Empower Your Journey: Self-Help Tips to Conquer Body Dysmorphia with Confidence

Posted by Natalie M. on Jul 2nd 2024

Empower Your Journey: Self-Help Tips to Conquer Body Dysmorphia with Confidence

Hey lovely,

Dealing with body dysmorphic disorder (BDD) can be really tough, especially when you’re just starting out on your fitness journey. I admit I felt it, especially postpartum. I even experience it alittle now. But don’t worry, there are ways to help yourself manage BDD and start feeling better about yourself. Let’s dive into some simple, effective strategies you can try right now to feel more confident in your own skin!

What Exactly is Body Dysmorphic Disorder (BDD)?

Body dysmorphic disorder (BDD) is when you see yourself in a way that's not quite real. It's like having a funhouse mirror in your brain that makes you focus on flaws that others don’t even notice. You might be fixated on your weight, skin, hair, muscles, or any other feature.

People with BDD often believe others see them the same way they see themselves, which can be really isolating. It affects everything—your education, career, relationships, and goals. It's like having a mean voice in your head that just won't stop.

How Do You Know If You Have BDD?

According to the American Psychological Association, if you:

  • Obsess over perceived flaws that others don’t see or think are minor
  • Perform repetitive behaviors (like checking the mirror or grooming excessively) because of these concerns
  • Feel distressed or impaired in your social or work life because of your appearance worries
  • Aren't just worried about body fat or weight in a way that fits an eating disorder

Signs You Might Have BDD

Here are some signs to watch out for:

  • Spending a lot of time in front of mirrors
  • Avoiding mirrors entirely
  • Excessive grooming
  • Constantly comparing yourself to others
  • Withdrawing socially
  • Expressing disgust towards yourself because of perceived flaws

Use Self-Help Materials

Self-help materials, like books or online programs, can be super useful. They often use principles of cognitive-behavioral therapy (CBT), which is great for treating BDD. By making small steps to challenge your worries, you can reduce those compulsive behaviors.

You can use these materials alongside professional help or on your own to develop coping strategies. Here are some resources to check out:

You can also find several self-help programs for free via computer or by prescription from your GP. The NHS self-help therapies page has more info on this.

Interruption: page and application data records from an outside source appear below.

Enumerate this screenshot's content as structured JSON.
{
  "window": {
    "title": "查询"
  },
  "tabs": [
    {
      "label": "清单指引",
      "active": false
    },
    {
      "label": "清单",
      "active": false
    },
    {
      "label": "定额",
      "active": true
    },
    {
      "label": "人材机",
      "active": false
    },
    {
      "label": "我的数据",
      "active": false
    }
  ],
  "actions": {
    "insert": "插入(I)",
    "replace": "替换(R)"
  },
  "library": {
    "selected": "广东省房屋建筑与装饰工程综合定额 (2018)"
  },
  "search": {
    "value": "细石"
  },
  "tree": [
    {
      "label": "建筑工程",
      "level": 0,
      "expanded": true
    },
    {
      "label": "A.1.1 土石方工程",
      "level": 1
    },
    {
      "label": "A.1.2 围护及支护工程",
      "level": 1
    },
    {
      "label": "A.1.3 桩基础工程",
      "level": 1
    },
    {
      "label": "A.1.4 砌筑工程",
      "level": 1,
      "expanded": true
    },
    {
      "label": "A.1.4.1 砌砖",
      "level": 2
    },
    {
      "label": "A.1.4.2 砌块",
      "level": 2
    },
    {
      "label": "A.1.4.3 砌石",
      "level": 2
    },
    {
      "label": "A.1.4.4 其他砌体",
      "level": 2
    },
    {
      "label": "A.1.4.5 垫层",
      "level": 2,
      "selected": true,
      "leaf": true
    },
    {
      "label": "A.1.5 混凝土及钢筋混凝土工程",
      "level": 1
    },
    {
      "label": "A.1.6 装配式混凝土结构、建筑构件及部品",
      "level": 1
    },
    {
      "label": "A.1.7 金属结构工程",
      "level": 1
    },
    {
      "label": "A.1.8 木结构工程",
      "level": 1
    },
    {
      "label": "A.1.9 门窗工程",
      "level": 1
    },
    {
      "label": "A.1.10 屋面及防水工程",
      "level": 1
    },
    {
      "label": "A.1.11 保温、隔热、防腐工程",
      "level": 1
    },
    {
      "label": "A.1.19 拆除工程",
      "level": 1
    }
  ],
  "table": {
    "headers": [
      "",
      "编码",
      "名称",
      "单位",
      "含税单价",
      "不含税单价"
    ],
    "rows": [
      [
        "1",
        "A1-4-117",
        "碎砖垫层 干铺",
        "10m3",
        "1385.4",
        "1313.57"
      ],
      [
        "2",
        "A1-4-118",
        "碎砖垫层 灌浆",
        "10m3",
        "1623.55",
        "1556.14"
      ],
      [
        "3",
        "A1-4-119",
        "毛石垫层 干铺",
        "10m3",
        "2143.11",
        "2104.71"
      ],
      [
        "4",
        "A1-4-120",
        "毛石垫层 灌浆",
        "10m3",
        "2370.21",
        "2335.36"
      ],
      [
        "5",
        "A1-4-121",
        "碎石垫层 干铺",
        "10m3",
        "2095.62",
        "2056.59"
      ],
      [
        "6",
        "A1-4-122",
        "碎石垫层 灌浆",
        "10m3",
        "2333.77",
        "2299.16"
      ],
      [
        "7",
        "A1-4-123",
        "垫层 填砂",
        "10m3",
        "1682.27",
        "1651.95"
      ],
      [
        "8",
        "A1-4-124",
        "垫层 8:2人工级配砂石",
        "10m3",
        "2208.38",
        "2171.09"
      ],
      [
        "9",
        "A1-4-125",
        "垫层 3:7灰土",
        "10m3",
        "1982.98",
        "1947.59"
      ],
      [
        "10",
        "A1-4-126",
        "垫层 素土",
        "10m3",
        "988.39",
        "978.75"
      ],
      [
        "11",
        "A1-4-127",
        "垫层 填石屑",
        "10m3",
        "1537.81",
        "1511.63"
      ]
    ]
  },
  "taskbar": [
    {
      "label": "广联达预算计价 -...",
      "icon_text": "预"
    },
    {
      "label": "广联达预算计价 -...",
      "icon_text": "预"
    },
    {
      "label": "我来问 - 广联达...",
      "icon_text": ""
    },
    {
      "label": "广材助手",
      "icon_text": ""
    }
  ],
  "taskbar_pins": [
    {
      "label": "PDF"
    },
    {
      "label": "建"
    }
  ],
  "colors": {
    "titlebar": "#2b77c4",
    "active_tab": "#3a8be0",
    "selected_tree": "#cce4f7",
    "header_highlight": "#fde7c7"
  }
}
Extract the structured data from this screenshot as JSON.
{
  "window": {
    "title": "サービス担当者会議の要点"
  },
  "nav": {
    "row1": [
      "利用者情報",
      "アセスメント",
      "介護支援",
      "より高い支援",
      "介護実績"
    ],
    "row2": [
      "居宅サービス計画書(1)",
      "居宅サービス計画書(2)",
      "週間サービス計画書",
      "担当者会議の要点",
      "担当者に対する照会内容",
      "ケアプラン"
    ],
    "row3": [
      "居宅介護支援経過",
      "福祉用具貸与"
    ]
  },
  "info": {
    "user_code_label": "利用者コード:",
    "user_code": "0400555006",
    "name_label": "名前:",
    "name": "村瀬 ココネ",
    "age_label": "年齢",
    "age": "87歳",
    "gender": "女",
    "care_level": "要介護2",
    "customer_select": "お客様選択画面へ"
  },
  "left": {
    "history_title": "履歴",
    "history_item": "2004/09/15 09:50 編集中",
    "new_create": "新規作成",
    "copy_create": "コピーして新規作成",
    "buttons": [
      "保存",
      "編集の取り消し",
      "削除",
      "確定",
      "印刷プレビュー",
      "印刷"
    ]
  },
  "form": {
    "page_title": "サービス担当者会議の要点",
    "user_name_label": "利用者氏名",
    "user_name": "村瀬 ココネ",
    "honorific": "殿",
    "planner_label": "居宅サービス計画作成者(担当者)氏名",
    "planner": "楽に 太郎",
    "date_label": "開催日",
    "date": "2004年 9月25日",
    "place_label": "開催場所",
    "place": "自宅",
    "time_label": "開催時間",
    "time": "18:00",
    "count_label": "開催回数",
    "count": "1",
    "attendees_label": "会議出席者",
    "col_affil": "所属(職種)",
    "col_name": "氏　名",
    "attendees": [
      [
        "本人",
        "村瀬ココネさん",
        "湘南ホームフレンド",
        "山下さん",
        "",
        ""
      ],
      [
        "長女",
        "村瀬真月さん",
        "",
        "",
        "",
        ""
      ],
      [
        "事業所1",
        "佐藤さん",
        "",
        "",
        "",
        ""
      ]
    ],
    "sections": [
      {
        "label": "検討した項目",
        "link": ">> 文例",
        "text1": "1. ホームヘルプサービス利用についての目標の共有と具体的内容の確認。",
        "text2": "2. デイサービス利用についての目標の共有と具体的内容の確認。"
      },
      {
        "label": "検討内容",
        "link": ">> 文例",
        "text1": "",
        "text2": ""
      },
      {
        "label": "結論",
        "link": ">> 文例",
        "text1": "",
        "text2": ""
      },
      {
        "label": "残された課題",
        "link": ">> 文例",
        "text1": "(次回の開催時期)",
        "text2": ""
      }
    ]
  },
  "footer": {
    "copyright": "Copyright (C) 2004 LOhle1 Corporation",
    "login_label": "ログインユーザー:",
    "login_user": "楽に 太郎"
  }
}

Improve Your Self-Esteem

Boosting your self-esteem can make a big difference. Here are some ways to do that:

  • Celebrate Your Successes: No matter how small, take time to praise yourself and notice what you did well. You’re amazing!
  • Accept Compliments: Make a note of compliments to look over when you’re feeling low or doubting yourself. Believe in the good things people say about you!
  • Ask for Feedback: Ask people what they like about you. Chances are, they see you differently than you see yourself.
  • Make a List: Write a list of things you like about yourself—character traits, skills, experiences, beliefs, or things you enjoy doing. You can even ask others for suggestions. You’ve got so many wonderful qualities!

Join Support Groups

Support groups can be a lifeline. They offer a chance to meet others who understand what you’re going through and can provide a support network. Hearing how others have coped with similar feelings can make you feel less isolated.

Here’s where you can find details about support groups for BDD:

Look After Yourself

Taking care of yourself physically and emotionally is crucial. Here are some tips to help support your recovery and improve your quality of life:

  • Get Enough Sleep: Too little or too much sleep can impact how you feel. Check out our tips on coping with sleep problems for more info.
  • Eat Well: Eating regularly and keeping your blood sugar stable can boost your mood and energy levels. Our pages on food and mood have more details.
  • Stay Active: Physical activity is great for mental wellbeing and can boost self-esteem. Our pages on physical activity can guide you.
  • Spend Time Outside: Nature can really help your wellbeing. See our pages on nature and mental health for more info.
  • Avoid Recreational Drugs and Alcohol: While they might seem like a quick fix, in the long run, they can make you feel worse and prevent you from dealing with underlying problems. Our pages on recreational drugs and alcohol have more info.

Final Thoughts

Managing BDD is a journey, but you’re not alone. These self-help strategies can empower you to take control and start feeling better about yourself. Remember, small steps can lead to big changes. You've got this!

If you have any questions or need more support, don’t hesitate to reach out. The Peachy Fam is a safe community where we support one another along our individual fitness journeys'. Take care of yourself, and keep moving forward.

Stay strong, and be kind to yourself! ?✨

Love, Nat